FIG. 4 illustrates a system 400 on which capturing and storing video data may be implemented. The system 400 includes a bus 402 for communicating information. The system 400 also includes a processor 404 coupled to the bus 402 and a main memory 406 such as, for example, a random access memory (RAM) or other dynamic storage device, coupled to the bus 402.

The system 400 also includes a read only memory (ROM) 408 connected to the bus 402 for storing, for example, static information and instructions from the processor 402. The system 400 also includes an image-capture device 410. In a typical embodiment, the image-capture device 410 is a digital video camera.

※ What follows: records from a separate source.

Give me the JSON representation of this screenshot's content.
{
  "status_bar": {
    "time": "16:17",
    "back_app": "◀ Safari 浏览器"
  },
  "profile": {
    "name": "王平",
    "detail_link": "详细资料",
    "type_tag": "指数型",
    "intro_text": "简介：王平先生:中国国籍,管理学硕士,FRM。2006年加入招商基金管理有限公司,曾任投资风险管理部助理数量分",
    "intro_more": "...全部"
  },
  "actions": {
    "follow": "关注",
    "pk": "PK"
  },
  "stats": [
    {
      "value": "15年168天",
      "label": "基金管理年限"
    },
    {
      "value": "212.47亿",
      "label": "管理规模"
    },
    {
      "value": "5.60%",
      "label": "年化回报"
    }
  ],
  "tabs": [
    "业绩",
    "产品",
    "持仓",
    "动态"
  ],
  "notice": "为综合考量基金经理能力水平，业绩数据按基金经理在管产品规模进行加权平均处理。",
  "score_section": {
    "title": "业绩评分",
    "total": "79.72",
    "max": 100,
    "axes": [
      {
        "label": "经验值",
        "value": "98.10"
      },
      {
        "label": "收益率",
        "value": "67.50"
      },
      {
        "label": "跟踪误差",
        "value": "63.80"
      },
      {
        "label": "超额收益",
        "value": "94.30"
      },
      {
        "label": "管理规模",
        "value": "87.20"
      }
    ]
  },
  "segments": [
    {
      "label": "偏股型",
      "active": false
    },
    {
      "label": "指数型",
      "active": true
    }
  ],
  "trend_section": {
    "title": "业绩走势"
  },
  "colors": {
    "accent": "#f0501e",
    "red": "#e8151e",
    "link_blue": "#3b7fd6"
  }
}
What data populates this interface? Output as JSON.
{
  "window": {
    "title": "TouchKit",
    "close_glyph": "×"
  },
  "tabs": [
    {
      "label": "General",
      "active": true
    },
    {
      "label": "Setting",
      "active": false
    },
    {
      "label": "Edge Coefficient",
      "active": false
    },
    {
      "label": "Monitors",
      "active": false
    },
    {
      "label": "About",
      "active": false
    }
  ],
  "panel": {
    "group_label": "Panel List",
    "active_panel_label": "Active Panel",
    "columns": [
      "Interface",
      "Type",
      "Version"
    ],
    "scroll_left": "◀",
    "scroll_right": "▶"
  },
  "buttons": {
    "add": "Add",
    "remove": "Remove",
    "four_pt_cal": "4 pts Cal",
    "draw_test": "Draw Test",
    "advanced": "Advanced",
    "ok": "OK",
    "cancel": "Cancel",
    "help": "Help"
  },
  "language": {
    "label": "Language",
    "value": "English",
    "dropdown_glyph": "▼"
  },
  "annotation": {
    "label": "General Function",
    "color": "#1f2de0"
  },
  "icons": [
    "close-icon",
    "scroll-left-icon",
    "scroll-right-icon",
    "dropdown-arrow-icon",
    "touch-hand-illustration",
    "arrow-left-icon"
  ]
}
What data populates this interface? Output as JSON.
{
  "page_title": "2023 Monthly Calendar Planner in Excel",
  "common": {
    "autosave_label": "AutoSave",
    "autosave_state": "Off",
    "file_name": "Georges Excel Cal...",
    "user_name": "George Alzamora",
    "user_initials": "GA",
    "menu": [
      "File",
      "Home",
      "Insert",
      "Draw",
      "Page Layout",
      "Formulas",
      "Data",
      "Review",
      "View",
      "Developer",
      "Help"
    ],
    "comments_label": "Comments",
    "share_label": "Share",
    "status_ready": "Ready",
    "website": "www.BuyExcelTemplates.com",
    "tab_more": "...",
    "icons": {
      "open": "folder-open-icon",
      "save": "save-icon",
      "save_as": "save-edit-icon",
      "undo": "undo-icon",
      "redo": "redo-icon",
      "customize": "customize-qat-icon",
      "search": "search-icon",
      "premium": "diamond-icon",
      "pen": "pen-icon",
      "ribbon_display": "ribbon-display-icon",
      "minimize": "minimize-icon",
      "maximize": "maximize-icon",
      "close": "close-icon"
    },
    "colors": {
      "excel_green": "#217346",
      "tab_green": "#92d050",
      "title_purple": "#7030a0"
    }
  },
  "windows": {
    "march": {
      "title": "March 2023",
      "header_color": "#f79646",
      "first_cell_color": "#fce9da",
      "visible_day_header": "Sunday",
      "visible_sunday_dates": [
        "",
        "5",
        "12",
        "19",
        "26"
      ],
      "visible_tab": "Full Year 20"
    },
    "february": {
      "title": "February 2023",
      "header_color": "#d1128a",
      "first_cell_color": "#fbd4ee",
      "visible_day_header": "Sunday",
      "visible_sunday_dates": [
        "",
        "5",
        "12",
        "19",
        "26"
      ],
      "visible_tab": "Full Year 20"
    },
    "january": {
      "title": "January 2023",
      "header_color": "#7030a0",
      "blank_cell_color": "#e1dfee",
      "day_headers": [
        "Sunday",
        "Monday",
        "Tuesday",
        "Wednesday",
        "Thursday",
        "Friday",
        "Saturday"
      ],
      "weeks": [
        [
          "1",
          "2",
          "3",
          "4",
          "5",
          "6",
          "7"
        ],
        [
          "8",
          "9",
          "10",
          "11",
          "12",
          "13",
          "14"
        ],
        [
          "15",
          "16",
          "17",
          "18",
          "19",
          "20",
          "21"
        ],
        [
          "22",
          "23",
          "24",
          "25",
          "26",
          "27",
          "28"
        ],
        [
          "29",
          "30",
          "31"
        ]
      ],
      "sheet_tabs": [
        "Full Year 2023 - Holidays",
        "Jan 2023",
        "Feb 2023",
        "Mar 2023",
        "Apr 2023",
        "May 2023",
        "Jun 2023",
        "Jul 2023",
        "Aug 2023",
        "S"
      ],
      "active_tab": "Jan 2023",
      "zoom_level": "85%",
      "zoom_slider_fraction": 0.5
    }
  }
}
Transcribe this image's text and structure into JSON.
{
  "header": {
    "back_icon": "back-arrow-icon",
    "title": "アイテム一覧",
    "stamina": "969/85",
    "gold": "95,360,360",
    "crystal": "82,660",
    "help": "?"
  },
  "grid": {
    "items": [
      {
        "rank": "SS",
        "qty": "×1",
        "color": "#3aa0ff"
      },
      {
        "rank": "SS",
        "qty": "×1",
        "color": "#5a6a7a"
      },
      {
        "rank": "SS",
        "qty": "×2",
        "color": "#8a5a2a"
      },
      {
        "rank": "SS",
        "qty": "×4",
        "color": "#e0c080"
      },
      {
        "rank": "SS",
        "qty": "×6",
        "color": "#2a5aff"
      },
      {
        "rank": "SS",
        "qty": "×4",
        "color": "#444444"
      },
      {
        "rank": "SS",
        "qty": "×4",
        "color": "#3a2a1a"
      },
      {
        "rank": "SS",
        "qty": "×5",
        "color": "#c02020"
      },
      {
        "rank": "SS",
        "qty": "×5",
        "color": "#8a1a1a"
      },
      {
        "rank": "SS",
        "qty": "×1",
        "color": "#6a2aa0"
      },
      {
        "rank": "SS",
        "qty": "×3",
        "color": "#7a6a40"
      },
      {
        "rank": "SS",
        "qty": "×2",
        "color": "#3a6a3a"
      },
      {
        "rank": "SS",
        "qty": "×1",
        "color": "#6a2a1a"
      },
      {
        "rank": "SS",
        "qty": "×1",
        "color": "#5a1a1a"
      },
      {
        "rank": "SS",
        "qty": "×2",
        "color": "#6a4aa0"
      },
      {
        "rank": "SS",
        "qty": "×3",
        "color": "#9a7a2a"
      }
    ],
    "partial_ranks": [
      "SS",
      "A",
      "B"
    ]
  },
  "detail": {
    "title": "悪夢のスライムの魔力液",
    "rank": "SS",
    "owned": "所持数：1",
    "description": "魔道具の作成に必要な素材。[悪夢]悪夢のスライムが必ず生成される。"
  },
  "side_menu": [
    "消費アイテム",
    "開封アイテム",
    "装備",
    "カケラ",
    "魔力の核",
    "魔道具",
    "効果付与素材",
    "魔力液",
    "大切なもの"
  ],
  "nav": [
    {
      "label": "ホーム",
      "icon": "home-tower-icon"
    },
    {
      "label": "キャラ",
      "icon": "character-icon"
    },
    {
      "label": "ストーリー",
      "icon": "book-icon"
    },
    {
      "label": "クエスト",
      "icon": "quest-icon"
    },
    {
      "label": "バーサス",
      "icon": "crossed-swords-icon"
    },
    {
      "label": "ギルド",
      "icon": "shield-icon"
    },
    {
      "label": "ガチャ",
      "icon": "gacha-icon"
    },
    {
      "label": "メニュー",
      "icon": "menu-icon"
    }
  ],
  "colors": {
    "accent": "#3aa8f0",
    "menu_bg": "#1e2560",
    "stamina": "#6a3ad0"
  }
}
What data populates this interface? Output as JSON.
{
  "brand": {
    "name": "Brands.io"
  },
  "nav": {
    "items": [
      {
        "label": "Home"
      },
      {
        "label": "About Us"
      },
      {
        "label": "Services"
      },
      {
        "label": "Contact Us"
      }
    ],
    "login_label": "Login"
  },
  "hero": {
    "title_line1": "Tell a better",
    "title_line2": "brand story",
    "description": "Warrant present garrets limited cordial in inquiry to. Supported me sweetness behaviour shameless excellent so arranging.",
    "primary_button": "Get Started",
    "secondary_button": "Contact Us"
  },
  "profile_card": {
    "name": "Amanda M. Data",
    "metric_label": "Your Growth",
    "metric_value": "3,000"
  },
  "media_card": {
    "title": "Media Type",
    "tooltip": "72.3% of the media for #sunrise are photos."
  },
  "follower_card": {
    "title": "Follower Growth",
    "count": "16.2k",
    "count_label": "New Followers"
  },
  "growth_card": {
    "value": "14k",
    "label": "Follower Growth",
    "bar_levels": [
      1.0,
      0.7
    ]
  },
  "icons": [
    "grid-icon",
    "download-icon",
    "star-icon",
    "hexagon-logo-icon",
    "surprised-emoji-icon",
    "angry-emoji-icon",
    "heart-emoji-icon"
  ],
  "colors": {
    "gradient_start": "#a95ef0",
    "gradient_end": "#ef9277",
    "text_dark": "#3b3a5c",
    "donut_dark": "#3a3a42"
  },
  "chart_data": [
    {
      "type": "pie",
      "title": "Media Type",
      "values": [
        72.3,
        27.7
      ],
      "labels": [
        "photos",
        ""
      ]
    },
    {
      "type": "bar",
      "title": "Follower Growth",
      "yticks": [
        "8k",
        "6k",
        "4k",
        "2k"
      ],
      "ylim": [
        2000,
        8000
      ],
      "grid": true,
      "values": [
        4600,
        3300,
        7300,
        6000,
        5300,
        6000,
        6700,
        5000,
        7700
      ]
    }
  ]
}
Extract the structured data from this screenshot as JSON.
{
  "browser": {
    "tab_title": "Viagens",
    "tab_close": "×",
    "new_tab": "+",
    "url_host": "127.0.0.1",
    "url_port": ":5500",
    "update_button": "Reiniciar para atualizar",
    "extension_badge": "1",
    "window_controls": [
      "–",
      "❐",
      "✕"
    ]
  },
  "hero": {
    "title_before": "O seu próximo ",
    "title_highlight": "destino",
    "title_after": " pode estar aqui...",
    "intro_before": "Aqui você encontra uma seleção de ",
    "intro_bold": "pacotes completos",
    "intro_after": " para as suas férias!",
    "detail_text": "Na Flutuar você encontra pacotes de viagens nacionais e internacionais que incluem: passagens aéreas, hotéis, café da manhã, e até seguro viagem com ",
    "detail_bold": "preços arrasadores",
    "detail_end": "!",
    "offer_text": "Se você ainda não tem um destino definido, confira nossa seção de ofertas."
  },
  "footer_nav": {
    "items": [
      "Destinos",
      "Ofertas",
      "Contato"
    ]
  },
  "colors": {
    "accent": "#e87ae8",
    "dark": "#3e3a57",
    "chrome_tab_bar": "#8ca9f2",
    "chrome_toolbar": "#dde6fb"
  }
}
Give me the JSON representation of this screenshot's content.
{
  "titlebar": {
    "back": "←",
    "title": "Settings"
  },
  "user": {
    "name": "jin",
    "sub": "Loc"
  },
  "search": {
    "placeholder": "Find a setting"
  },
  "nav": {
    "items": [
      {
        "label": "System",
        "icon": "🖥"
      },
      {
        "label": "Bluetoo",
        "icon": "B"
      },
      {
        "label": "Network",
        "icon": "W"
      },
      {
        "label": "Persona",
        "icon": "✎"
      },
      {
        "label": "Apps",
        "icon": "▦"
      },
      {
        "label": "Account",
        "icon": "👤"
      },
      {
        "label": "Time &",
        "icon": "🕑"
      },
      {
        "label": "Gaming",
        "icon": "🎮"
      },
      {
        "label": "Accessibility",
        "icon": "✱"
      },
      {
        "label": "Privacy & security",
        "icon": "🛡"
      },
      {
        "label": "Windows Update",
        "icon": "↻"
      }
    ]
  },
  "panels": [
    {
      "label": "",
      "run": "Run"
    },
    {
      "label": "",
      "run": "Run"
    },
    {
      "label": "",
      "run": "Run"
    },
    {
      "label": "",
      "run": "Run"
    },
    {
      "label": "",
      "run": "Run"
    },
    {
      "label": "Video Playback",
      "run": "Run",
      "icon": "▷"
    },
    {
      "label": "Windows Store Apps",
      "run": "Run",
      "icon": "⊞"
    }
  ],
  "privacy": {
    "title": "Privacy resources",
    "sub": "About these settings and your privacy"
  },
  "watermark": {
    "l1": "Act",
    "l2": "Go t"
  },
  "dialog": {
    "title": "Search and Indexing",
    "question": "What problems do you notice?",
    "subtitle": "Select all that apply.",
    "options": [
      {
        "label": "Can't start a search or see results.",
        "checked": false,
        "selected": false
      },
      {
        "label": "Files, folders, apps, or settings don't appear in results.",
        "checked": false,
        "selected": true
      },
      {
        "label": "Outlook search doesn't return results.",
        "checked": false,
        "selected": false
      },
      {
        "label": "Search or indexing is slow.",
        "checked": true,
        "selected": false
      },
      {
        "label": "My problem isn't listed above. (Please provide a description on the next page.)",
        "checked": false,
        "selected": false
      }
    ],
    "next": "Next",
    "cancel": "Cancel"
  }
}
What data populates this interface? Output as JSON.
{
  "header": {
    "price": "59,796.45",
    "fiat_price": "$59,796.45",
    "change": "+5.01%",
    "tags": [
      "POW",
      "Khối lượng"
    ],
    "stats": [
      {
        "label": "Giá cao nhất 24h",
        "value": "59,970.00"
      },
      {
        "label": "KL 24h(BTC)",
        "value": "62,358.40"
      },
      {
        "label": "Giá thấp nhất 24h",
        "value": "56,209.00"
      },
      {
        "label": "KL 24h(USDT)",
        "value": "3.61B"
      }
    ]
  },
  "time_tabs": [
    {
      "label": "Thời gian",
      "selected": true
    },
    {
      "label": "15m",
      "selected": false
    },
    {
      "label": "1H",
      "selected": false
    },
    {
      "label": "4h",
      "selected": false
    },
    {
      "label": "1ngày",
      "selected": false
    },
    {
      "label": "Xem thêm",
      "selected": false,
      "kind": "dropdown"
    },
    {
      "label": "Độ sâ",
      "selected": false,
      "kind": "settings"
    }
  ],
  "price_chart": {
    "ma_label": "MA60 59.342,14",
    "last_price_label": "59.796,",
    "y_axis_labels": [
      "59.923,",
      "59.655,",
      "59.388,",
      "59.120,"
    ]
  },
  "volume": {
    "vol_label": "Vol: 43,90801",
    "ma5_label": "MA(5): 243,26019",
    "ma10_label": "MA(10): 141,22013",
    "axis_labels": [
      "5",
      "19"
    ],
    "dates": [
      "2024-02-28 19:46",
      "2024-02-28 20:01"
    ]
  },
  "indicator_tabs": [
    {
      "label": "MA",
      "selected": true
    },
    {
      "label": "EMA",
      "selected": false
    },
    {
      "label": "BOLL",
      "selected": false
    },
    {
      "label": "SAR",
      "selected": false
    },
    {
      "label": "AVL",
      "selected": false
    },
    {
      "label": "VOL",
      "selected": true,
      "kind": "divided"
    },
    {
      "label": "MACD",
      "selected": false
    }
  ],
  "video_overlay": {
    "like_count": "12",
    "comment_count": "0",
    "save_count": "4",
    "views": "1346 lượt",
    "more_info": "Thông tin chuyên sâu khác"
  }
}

In a typical embodiment, various components of the system 400 are used to compress video data from one or more areas of interest at a first resolution level and areas other than the one or more areas of interest at a second resolution level, perform zoom-area location (e.g., finding coordinates corresponding to a subset of video data that pertains to one or more areas of interest), and buffer raw video data as described above.

Although various embodiments of the method and system of the present invention have been illustrated in the accompanying Drawings and described in the foregoing Detailed Description, it will be understood that the invention is not limited to the embodiments disclosed, but is capable of numerous rearrangements, modifications and substitutions without departing from the spirit of the invention as set forth herein.

Referenced by
Citing PatentFiling datePublication dateApplicantTitle
US8081214Oct 12, 2005Dec 20, 2011Enforcement Video, LlcMethod of and system for mobile surveillance and event recording
US8228364Jan 29, 2009Jul 24, 2012Enforcement Video, LlcOmnidirectional camera for use in police car event recording
US8487995May 14, 2010Jul 16, 2013Enforcement Video, LlcMethod of and system for mobile surveillance and event recording
US8599368Jan 29, 2009Dec 3, 2013Enforcement Video, LlcLaser-based speed determination device for use in a moving vehicle
US8736680May 17, 2011May 27, 2014Enforcement Video, LlcMethod and system for split-screen video display
Classifications
U.S. Classification348/143, 348/E07.085
International ClassificationH04N7/26, H04N7/18
Cooperative ClassificationH04N19/00139, H04N19/0026, G06K2209/15
European ClassificationH04N7/26A8R, H04N7/26A6C
Legal Events
DateCodeEventDescription
May 4, 2009ASAssignment
Owner name: ENFORCEMENT VIDEO, LLC, TEXAS
Free format text: ASSIGNMENT OF ASSIGNORS INTEREST;ASSIGNORS:CILIA, ANDREW;VANMAN, ROBERT V.;REEL/FRAME:022636/0944
Effective date: 20090421